If you take advantage of it, it is a powerful tool that can enhance your professional situation. But are you taking full advantage of it?

Here are 4 ways you may be limiting yourself on LinkedIn:
1. You’re not taking advantage of opportunities to continue the conversation

How many times do you connect with someone on LinkedIn and the communication ends there?  You press “Send invitation” or “Accept” and then there’s silence.  Networks like LinkedIn make it easy to connect with others beyond your geographic location but maintaining that relationship comes with time and effort on your part.  This is the same was with offline relationships.  Make an effort to continue the conversation with your connections by touching base throughout the year, find out what they’re up to, find out what issues they could use help with and what their latest accomplishments are. Go a little deeper than waiting for periodic updates on your homepage.

2. You’re uncomfortable selling yourself

Many of us, especially women, have been taught to be humble and to not brag.  But is it bragging if you’re simply stating a fact?  I’d agree that how tact is applied affects how the information you’re sharing about yourself is perceive.  So provided it is done gracefully, I think it is important to share your achievements. At the very least, we’re each responsible for being our biggest proponent and supporter.  If you’re not able to exhibit confidence in yourself and your abilities, how do you expect sponsors to feel comfortable vouching for you at the decision-making table? It all starts with you.
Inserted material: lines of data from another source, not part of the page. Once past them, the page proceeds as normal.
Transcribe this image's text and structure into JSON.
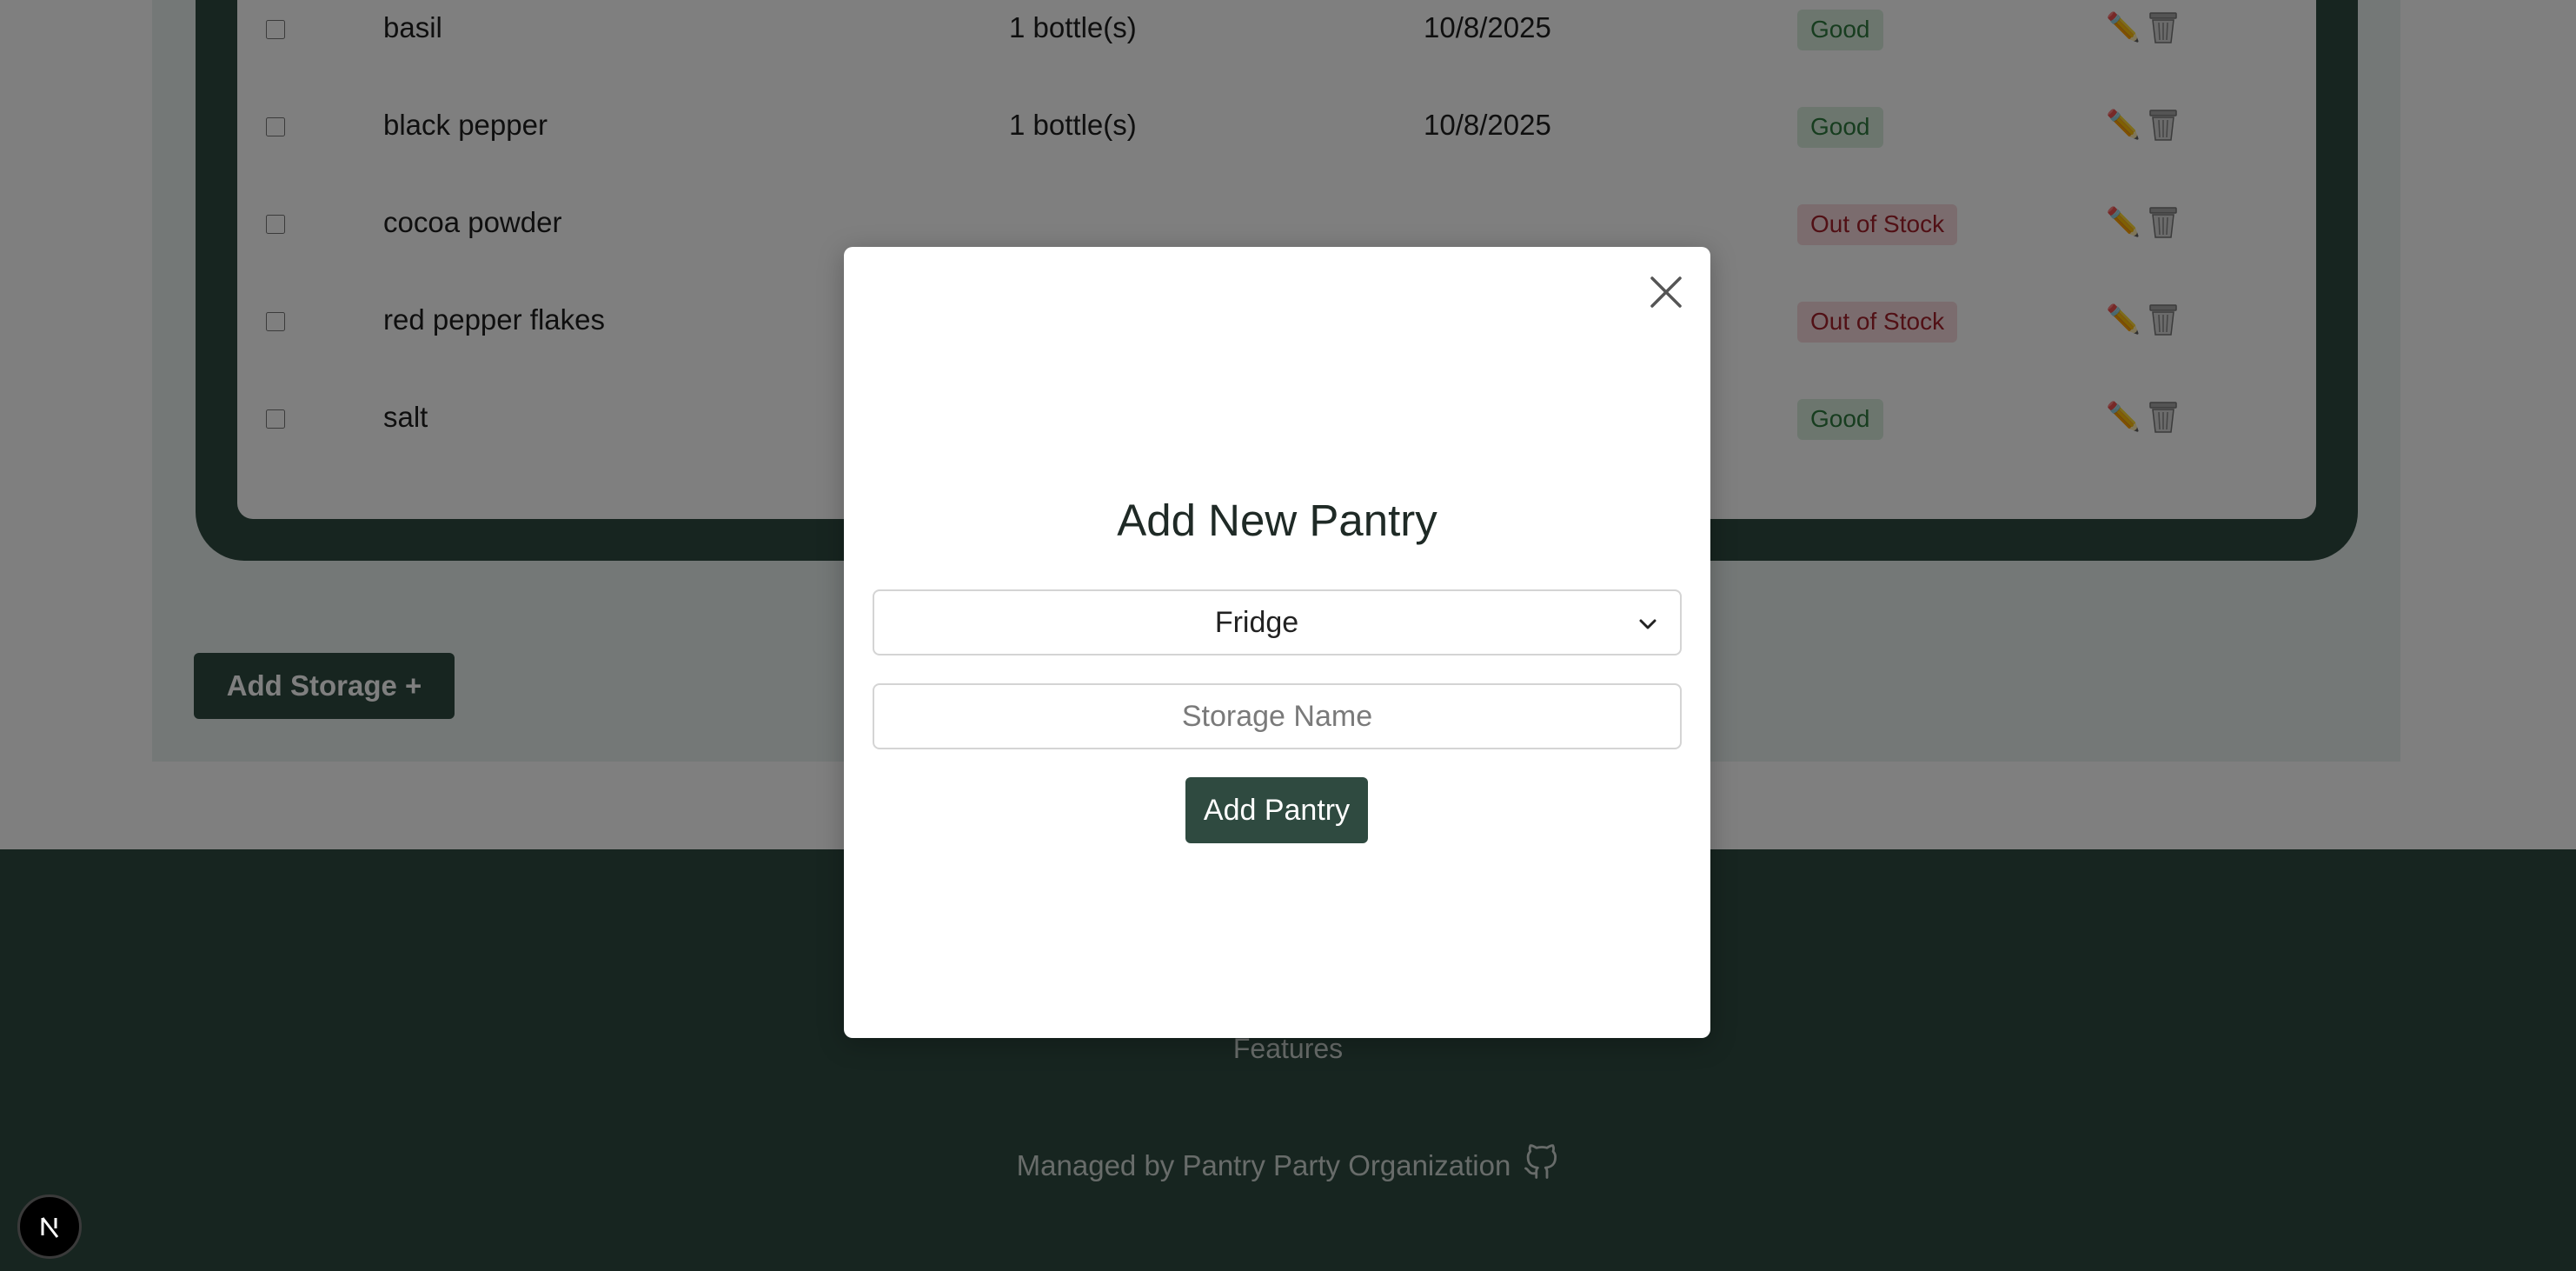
{
  "table": {
    "rows": [
      {
        "name": "basil",
        "quantity": "1 bottle(s)",
        "date": "10/8/2025",
        "status": "Good",
        "status_type": "good"
      },
      {
        "name": "black pepper",
        "quantity": "1 bottle(s)",
        "date": "10/8/2025",
        "status": "Good",
        "status_type": "good"
      },
      {
        "name": "cocoa powder",
        "quantity": "",
        "date": "",
        "status": "Out of Stock",
        "status_type": "out"
      },
      {
        "name": "red pepper flakes",
        "quantity": "",
        "date": "",
        "status": "Out of Stock",
        "status_type": "out"
      },
      {
        "name": "salt",
        "quantity": "",
        "date": "",
        "status": "Good",
        "status_type": "good"
      }
    ],
    "edit_icon": "pencil-icon",
    "delete_icon": "trash-icon"
  },
  "add_storage_label": "Add Storage +",
  "modal": {
    "title": "Add New Pantry",
    "select_value": "Fridge",
    "storage_name_placeholder": "Storage Name",
    "storage_name_value": "",
    "submit_label": "Add Pantry",
    "close_icon": "close-icon"
  },
  "footer": {
    "features_link": "Features",
    "managed_text": "Managed by Pantry Party Organization",
    "github_icon": "github-icon"
  },
  "colors": {
    "brand": "#2f4a40",
    "good_bg": "#d8ecdd",
    "good_text": "#2e7a3f",
    "out_bg": "#f6d9dc",
    "out_text": "#a3202b"
  }
}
And if you don’t share your progress with those around you, the world may never know about the impact you’re making day-to-day.